Our integrated farming project has provided these 10 farm families with education on how to raise these special milk goats, how to breed them, how to house them.  Once each farmer has completed the training and built their pen they are given 2 females. The 10 farmers are given 4 bucks to share.  They said that three of their native goats together produce about enough milk daily to make a cup of chai and their new goats each produce 2 liters a day if not pregnant or nursing. That’s quite an improvement! After their goats have babies, they give one weaned goat back to the program to support trainings, and one goat to a new farmer. The farmers say their children are healthier with milk to drink, the the extra they sell to neighbors. They use their money to buy school supplies or food.

We also visited the weather station office to request data on monthly rainfall amounts in our farming villages. Water is a huge issue here and we are discussing the feasibility of rainwater catchment systems. Knowledge is power.

Time for a bowl of soup and then off to bed. Thanks for following our progress!

(email received about 2pm – Friday, March 10, 2017)



Impact of Water on Roads

•March 10, 2017 • Leave a Comment

The message and photo are taken from one of Carol’s FB posts. What I’m not sure of is whether it is a shot of the trip she mentioned to the Massai village. Dave


This is what happens when the rains hit. The road washes out and you have to cross the gully on foot.

Washed Out Road


•March 9, 2017 • Leave a Comment

We visited Pangaro today. Pangaro is a little Massai village. When leaving to go there this morning, we were assured it is “not far, not far.” Perhaps that is true as the crow flies, but in a SUV it took us about an hour.

The longest part of the trip was on and near a washed out red dirt road. There was much driving around bushes or around recently-formed gullies. One small concrete bridge ended in air, as the road on the other end was washed away.
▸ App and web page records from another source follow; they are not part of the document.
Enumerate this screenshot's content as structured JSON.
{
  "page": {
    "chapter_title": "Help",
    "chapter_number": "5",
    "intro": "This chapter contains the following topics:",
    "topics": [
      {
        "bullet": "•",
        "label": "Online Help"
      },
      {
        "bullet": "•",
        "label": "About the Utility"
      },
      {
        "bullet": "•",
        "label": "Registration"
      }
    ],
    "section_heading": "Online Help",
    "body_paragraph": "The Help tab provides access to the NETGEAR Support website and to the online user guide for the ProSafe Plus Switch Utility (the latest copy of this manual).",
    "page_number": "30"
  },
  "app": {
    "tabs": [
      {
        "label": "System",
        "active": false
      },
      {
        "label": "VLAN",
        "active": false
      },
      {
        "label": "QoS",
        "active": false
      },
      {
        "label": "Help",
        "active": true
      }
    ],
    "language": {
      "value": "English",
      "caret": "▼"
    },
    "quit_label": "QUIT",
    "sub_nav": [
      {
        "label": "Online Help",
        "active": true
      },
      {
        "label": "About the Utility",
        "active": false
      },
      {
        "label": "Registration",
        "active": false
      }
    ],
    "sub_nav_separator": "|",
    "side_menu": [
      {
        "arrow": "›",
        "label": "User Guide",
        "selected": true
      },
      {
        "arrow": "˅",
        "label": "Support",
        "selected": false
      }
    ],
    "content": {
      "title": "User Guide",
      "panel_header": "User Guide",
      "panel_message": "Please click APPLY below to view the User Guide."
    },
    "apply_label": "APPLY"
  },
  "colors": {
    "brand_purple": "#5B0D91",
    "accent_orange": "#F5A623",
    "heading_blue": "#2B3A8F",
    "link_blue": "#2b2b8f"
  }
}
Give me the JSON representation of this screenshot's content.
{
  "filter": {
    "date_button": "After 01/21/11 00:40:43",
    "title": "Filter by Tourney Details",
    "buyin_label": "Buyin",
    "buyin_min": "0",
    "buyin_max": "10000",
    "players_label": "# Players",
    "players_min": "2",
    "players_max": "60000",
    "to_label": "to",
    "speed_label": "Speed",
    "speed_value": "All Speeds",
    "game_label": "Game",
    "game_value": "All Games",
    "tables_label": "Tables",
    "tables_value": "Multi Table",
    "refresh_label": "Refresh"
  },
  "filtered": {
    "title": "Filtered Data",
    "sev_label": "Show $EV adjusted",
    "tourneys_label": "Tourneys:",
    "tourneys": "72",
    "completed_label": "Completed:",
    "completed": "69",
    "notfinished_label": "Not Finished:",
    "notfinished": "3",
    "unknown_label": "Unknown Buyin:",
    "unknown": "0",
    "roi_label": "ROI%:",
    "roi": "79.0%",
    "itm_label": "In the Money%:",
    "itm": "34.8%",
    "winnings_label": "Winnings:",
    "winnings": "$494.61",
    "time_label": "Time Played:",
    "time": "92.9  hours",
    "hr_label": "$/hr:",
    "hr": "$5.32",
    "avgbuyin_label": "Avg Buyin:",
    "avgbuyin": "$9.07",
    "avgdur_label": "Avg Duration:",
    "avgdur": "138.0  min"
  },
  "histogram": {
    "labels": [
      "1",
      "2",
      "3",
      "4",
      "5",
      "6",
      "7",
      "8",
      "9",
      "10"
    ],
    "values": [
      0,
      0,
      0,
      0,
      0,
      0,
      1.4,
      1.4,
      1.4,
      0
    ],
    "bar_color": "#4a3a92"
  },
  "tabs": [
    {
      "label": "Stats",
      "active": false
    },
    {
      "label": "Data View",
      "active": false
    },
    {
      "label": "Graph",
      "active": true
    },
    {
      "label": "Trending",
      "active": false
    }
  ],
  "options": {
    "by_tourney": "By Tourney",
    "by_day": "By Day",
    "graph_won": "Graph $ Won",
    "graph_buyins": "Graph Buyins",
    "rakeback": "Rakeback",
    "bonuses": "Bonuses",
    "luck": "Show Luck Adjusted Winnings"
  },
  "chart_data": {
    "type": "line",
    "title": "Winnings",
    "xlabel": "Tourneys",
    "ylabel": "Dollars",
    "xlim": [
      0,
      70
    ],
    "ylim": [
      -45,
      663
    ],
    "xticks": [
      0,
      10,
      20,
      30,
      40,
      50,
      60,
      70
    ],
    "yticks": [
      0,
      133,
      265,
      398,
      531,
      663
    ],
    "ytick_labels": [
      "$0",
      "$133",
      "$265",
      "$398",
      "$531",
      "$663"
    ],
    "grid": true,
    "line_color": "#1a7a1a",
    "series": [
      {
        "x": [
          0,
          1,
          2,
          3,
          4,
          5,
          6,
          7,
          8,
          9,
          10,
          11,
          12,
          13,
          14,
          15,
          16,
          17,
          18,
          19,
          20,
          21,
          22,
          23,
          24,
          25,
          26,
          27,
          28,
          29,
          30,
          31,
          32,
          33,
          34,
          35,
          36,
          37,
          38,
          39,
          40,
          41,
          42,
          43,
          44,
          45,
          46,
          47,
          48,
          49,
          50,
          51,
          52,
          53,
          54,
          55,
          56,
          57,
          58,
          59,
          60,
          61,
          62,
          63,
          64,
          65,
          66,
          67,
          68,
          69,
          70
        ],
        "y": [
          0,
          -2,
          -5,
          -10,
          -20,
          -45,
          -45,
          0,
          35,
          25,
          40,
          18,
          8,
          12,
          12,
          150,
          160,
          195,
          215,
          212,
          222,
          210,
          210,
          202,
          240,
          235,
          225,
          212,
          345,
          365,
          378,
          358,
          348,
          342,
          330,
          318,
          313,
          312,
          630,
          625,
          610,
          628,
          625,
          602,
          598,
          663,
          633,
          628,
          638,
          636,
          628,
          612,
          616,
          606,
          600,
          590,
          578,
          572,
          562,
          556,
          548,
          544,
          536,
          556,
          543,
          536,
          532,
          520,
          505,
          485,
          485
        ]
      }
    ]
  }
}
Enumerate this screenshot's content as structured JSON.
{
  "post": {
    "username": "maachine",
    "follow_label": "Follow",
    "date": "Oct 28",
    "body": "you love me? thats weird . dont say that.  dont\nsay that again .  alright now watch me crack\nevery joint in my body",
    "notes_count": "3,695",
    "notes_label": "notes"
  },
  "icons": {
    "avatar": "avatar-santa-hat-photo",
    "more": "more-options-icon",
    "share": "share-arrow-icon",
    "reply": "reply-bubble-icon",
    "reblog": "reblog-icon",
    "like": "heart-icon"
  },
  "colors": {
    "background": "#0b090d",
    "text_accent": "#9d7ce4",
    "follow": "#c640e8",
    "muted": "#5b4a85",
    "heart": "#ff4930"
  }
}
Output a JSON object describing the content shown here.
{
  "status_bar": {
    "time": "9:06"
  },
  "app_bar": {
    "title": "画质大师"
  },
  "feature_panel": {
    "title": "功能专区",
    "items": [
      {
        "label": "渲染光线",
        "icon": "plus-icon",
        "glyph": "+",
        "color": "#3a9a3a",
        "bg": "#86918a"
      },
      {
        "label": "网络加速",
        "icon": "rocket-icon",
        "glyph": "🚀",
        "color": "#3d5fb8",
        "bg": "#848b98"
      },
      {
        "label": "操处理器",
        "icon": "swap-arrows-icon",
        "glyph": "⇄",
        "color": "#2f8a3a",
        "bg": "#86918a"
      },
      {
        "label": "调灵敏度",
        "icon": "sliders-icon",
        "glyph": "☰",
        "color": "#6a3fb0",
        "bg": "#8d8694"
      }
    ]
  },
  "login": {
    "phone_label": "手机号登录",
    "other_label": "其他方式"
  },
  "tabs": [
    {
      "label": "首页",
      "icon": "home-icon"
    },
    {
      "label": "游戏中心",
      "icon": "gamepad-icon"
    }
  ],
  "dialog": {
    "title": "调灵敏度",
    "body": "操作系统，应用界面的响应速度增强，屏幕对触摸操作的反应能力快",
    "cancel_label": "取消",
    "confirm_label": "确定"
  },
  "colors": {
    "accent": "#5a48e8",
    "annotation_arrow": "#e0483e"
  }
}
Our driver was very good, and though the trip was a slow version of riding a mechanical bull, he managed to keep us from getting stuck.

The gang went out to dinner at a restaurant in Same, but Sheri and I stayed at the hotel to plan meetings for the next several days. We will be meeting with the farmer committees to discuss next steps in their farms.

All is well. Internet is intermittent, but don’t worry if I don’t contact you for a few days.


(received a little after noon, Thursday, March 9th)

Tech in another Country

•March 9, 2017 • Leave a Comment
Carol emailed this around 1am CST Thursday.
I have trouble with Internet so not emailing much.
Today heading to Pangaro village. Will try to email this eve.
I will make a point to double check for the update.

Contrasts – Time & Weather

•March 7, 2017 • Leave a Comment

While waiting to hear from Carol, I thought I’d share a couple of things.


Tanzania is 9 hours ahead of us. For example, as I write this as 10:20PM CST Tuesday night, it’s 7:20AM Wednesday morning their time. It often means a disconnect in getting emails posted timely. 🙂


I just happened to notice that as we here in Iowa are looking at a cool-down the next few days, the forecast for Hedaru says a high of 97 for Wednesday through Friday. Their “cool-down” consists of predicted highs of 94 (Saturday) and 91 (Sunday). Looks like the highs will stay at or above 90 for the entire trip.

Submitted by Dave (devoted support team member)

First Evening & Morning

•March 7, 2017 • Leave a Comment

We arrived at our hotel around midnight and had a quick dinner. Night was short but I slept well. Awoke this morning to a great cacophony of nature’s music. Mostly birds I guess. Smells of wood smoke and jasmine in the air.

Fresh fruit, bread with jelly, hard boiled egg and hot tea. Off for some purchasing of art to sell at Easter.

(Received 3:44AM CST)